* **Problem to work on**
The word "encounter" appears in some lines of the listing below; report how many such lines there are, and nothing else.

---*---

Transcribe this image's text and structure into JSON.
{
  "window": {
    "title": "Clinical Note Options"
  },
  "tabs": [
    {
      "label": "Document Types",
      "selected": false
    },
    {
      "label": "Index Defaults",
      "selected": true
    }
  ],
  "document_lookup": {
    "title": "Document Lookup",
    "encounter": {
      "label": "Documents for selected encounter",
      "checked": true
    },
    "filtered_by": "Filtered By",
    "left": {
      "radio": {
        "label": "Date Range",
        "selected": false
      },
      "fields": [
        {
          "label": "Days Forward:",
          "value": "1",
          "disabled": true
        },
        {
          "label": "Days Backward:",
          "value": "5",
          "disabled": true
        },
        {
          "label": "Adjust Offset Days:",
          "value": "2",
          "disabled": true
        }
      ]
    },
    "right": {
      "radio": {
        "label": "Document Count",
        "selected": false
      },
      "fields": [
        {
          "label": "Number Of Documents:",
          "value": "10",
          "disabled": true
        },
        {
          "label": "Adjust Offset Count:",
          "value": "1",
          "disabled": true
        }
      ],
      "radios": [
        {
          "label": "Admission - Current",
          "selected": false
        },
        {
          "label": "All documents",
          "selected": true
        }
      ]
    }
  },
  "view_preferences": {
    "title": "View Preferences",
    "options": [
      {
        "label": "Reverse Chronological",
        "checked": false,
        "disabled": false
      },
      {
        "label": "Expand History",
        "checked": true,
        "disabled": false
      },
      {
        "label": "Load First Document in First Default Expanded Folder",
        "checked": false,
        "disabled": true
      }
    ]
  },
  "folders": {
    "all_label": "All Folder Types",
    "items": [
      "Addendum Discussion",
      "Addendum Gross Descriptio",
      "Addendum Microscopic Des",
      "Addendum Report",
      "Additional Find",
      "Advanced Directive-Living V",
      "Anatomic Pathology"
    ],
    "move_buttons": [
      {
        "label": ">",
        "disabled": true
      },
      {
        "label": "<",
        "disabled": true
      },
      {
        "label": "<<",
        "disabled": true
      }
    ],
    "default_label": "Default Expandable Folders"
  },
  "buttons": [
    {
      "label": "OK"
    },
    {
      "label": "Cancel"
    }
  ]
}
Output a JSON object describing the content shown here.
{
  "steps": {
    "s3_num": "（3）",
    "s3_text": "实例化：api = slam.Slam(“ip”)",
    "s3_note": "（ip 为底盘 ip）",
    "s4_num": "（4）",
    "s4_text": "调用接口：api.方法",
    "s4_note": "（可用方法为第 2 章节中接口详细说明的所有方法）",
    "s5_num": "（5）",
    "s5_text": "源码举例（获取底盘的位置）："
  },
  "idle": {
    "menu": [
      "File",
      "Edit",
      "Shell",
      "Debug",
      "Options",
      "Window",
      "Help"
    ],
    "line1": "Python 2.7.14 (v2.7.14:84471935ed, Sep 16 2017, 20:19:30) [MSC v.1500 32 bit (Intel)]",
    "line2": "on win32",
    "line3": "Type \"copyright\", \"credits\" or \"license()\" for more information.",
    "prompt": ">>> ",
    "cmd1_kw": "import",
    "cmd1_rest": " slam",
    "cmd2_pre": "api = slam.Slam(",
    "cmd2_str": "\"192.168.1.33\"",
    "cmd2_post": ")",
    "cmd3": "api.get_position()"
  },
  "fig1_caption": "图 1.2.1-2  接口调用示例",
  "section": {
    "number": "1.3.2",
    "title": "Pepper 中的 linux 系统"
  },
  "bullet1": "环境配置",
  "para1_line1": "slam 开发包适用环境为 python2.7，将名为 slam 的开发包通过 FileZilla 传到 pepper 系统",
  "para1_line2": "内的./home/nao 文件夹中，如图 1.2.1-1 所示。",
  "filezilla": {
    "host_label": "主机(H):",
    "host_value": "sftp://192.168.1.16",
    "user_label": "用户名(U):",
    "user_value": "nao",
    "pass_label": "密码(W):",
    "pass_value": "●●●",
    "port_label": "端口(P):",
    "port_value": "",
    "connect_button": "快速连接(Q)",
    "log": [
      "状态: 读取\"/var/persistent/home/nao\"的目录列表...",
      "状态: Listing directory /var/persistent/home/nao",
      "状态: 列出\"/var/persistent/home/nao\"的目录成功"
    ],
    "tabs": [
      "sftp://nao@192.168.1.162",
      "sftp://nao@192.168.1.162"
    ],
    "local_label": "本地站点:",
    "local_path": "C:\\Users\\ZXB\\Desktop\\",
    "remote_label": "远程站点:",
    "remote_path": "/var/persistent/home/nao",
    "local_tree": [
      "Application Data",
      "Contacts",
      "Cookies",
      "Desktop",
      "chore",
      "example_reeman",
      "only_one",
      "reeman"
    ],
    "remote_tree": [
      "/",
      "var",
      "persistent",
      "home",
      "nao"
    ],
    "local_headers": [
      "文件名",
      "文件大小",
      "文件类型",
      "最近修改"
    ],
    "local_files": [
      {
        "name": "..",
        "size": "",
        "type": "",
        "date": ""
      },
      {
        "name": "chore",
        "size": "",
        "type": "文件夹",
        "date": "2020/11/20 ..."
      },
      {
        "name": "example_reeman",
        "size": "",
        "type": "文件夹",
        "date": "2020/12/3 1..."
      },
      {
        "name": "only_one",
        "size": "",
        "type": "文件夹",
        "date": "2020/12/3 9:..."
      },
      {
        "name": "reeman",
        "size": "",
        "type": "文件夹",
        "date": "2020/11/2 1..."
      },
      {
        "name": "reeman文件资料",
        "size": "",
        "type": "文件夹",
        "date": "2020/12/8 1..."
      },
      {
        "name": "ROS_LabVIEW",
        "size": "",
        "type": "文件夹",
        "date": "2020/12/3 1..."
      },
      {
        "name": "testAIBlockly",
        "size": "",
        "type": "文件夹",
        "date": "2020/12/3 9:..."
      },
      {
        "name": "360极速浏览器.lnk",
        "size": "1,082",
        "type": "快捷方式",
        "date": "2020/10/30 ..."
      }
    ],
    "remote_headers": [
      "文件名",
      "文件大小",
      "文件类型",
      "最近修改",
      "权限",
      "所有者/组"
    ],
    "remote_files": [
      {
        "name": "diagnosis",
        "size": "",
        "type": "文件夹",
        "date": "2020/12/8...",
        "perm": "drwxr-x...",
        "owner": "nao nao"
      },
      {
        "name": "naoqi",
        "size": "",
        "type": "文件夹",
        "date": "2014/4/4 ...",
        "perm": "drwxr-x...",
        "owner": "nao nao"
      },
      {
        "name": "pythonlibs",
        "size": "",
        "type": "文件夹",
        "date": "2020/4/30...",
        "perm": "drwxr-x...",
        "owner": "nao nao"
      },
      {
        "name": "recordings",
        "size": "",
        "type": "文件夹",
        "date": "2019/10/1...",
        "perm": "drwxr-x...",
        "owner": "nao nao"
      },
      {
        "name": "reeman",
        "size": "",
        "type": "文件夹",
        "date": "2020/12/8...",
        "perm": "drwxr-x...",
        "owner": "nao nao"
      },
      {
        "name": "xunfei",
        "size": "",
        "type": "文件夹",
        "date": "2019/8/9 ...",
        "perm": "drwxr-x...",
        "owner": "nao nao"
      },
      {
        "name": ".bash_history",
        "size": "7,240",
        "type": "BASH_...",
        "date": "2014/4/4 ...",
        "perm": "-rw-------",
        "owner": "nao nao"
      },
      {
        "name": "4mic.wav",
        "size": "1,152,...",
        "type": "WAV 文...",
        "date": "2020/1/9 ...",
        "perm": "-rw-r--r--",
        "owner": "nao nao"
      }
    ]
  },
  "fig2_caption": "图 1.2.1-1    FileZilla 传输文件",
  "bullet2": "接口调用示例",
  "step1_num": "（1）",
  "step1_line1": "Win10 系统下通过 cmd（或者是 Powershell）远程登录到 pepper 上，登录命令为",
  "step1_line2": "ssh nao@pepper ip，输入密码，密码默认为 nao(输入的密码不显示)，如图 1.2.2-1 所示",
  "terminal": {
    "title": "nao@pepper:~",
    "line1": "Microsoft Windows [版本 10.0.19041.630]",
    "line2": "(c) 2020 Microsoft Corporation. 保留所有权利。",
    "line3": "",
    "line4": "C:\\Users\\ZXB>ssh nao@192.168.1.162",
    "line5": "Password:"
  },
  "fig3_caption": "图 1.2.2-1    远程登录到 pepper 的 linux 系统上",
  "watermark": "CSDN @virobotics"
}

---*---

* **Result of this task**
2